The pair of pants that fit me best was size 8. Huh? That's the second time in two months that size 8 has been the right fit. I thought the first time was a fluke, perhaps a mistake in labeling. Never before had I worn an 8. Occasionally I had bought a 9 or a 10, but usually regretted the resulting tightness and discomfort. Safer to stay in the 11-12 range, I had learned years ago. Sometimes for extra comfort I used to buy a 14 or a 16. How could I possibly fit into an 8? What is going on? I haven't lost weight. If anything, I've gained a few pounds.
Women's clothing sizes have always been a bit of a mystery to me. I remember two different series: odd-numbered sizes (e.g., 9, 11, 13) for Misses and even-numbered ones (8, 10, 12, 14) for Women.
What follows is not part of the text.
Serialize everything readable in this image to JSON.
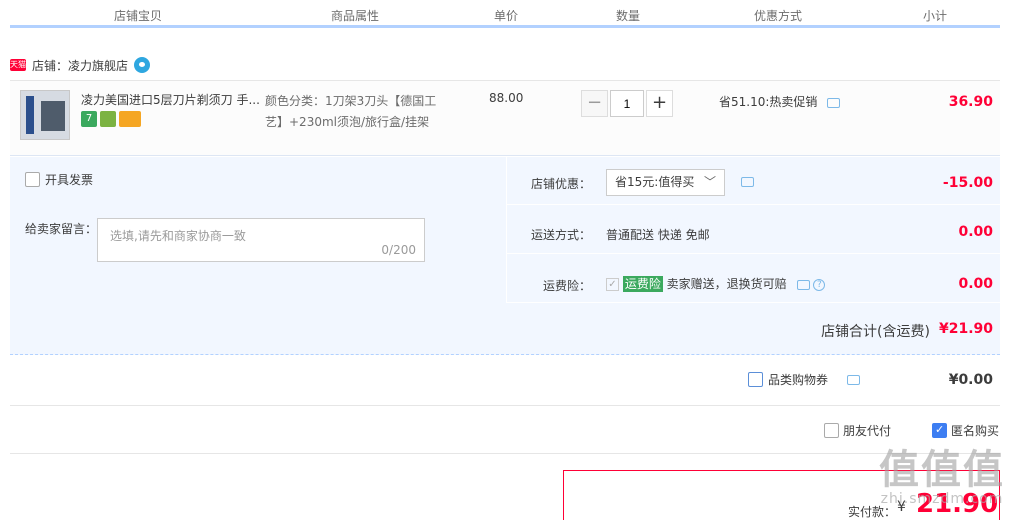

I had a vague idea that the difference was to accommodate differently proportioned bodies, but I wasn't sure which applied to me. Many stores fudged the difference by putting both numbers on the labels: 9/10, 11/12, 13/14. Or perhaps that was meant to be a 3rd series? Of course there is also the common series of S-M-L XL, which works reasonably well for loosely-fitting (one size fits many) garments.
Men's clothing sizes --in real inches that can be measured-- make much more sense. Why can't women's sizes be given in inches? That system would be more precise and consistent. It's the INCONSISTENCY of women's sizing that confuses and annoys me. The numbers seem to be shrinking.
My sister Jean, who is runs UpCycled Fashion, says, “there's now a trend to rename sizes smaller." Some people call it "vanity sizing." Some in the fashion industry call is "size evolution." See History of Women's Sizing part 1" (and pt. 2 and pt. 3).
See my October column: Confusing sizes and body image.
I experimented with a "new improved" format,